> [YOUR ASSIGNMENT] If a line in the records below contains the word "data", return that line.

··· PROVIDED RECORDS ···

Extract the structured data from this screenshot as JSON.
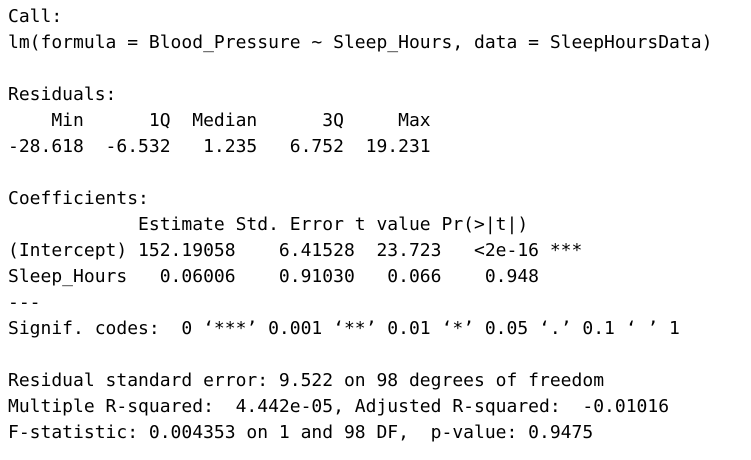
{
  "call": {
    "header": "Call:",
    "formula": "lm(formula = Blood_Pressure ~ Sleep_Hours, data = SleepHoursData)"
  },
  "residuals": {
    "header": "Residuals:",
    "labels": "    Min      1Q  Median      3Q     Max ",
    "values": "-28.618  -6.532   1.235   6.752  19.231 "
  },
  "coefficients": {
    "header": "Coefficients:",
    "column_header": "            Estimate Std. Error t value Pr(>|t|)    ",
    "rows": [
      "(Intercept) 152.19058    6.41528  23.723   <2e-16 ***",
      "Sleep_Hours   0.06006    0.91030   0.066    0.948    "
    ],
    "separator": "---",
    "signif_codes": "Signif. codes:  0 ‘***’ 0.001 ‘**’ 0.01 ‘*’ 0.05 ‘.’ 0.1 ‘ ’ 1"
  },
  "summary": {
    "rse": "Residual standard error: 9.522 on 98 degrees of freedom",
    "r_squared": "Multiple R-squared:  4.442e-05,\tAdjusted R-squared:  -0.01016 ",
    "f_statistic": "F-statistic: 0.004353 on 1 and 98 DF,  p-value: 0.9475"
  }
}
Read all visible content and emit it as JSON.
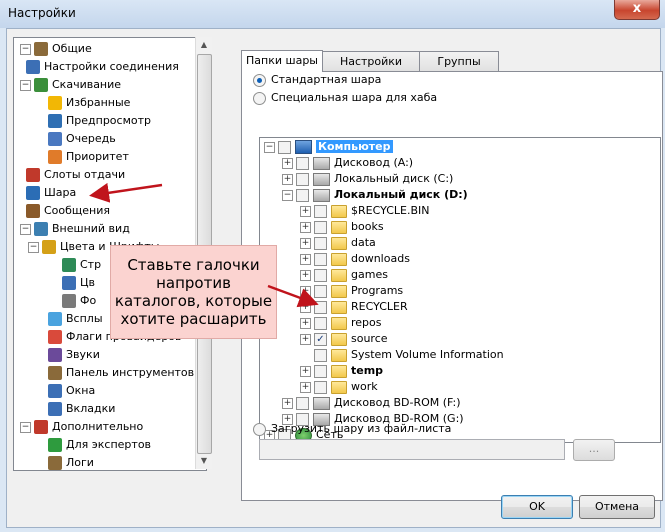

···

> [PROBLEM SOLUTION]
Extract the structured data from this screenshot as JSON.
    "formula": "lm(formula = Blood_Pressure ~ Sleep_Hours, data = SleepHoursData)"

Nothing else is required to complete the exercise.